can be rendered with equal beauty and character by the low male voice.
Bernarda Fink’s recording of Gustav Mahler’s Lieder is an important new release that includes outstanding performances of the composer’s well-known songs, along with compelling readings of some less-familiar ones.
Das Rheingold launches what is perhaps the single most ambitious project in opera, Richard Wagner’s Der Ring des Nibelungen.
This live performance of Laurent Pelly’s Glyndebourne staging of
Humperdinck’s affectionately regarded fairy tale opera, was recorded at
Glyndebourne Opera House in July and August 2010, and the handsomely produced
disc set — the discs are presented in a hard-backed, glossy-leaved book and
supplemented by numerous production photographs and an informative article by
Julian Johnson — is certainly stylish and unquestionably recommendable.
13 Nov 2005
This is the third re-issue (in Europe anyway) on CD of the only existing studio recording of Stiffelio. Luckily it is a rather good one as its live competitors are not recordings for eternity. Neither Limarilli in 1968 nor Del Monaco (at his coarsest in 1972) have much sense of style, let alone a knack for true Verdi-phrasing. Not that José Carreras is flawless.
At the time of recording (June 1979) he was at the height of his powers; a mere two years before early deterioration first slowly but soon rather quickly set in many years before his bout with illness. No, he doesn’t sob like Del Monaco and he keeps a firm line unless Limarilli but he pushes his voice without mercy in a role a shade too heavy. Less charitable souls would call it yelling from time to time as he sings as if he’s permanently overexcited. Maybe it wouldn’t matter less if there would be flashes of insight, memorable phrases with an unexpected pianissimo here and there but it remains most of the time a very beautiful voice rolling along rather musically. One regrets that Philips didn’t ask Carlo Bergonzi to record the role. True by 1979 there was no way the 55-year old tenor could have hidden the permanent flatness above the stave but even in his 1983 Oberto-recording he gave every other tenor an object lesson in noble Verdi-phrasing.

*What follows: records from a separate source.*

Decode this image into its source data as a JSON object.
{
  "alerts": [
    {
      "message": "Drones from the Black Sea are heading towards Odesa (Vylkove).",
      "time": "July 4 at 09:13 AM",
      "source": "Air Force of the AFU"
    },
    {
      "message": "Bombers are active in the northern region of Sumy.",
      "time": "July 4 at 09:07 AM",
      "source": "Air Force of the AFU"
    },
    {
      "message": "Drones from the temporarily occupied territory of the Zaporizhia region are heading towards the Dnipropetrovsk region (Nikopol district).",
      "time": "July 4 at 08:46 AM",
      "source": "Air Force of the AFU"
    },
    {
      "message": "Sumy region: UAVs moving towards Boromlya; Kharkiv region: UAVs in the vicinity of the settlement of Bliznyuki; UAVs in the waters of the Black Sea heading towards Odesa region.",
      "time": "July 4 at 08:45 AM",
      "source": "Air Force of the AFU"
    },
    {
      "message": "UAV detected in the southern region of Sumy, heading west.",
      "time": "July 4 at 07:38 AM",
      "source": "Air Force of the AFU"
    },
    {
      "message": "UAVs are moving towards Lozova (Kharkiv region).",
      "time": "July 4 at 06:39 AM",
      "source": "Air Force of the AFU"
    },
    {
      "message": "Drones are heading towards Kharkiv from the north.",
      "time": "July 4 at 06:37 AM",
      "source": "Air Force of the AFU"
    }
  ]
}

The female lead is sung by another early burn-out: Sylvia Sass; the difference with Carreras in this recording being twofold. First the 28-year old soprano is in splendid voice and contrary to the tenor there are no warning signs she is singing a role less suited to her means and secondly she brings the role of Lina to live with appropriate musical means. Though never making an ugly sound she phrases deliciously in her aria and her duets with baritone and tenor convincingly portraying the anguish and hopes in great flights of sound or mere whispers. Matteo Manuguerra is a distinguished Stankar. His is not the most beautiful or smooth voice but the voice has character and the unmistakeable brown sound of the true Italian Verdi baritone. The voice is homogeneous and manly though he too can be a little bland in his phrasing. The big aria could have done with a little more anguish and the cabaletta with a little more fury. Giulio Fioravanti on the Del Monaco-recording has a slightly better grasp on the agonies of Lina’s father. By the time of the recording Vladimiro Ganzarolli, once one of the great hopes of La Scala, was already reduced to a small bit player but he has still voice enough to be an impressive Jorg. Ezio Di Cesare sings well in probably the most ungrateful Verdi-tenor-part; neither a comprimario nor a title role.
The sound is still fine and the Vienna Radio Orchestra doesn’t have to feel inferior to their more famous Wiener Symphoniker-brethren. Lamberto Gardelli was for many years a stalwart in the conducting business of less known Verdi-operas. And more than once he was reviled as being pedestrian (Carlo Rizzi nowadays suffers the same fate most of the time). Well, I cannot hear anything pedestrian in his sure-footed approach; his respect for Verdi’s markings and his assisting his singers without unduly hurrying them for effect. All in all, a satisfying recording of an opera that grows more and more on you the more you play it. And once you know this once almost forgotten score, you’ll be eager to see a production as a Stiffelio-performance (I saw productions in Amsterdam and Liège) is immensely rewarding in the theatre.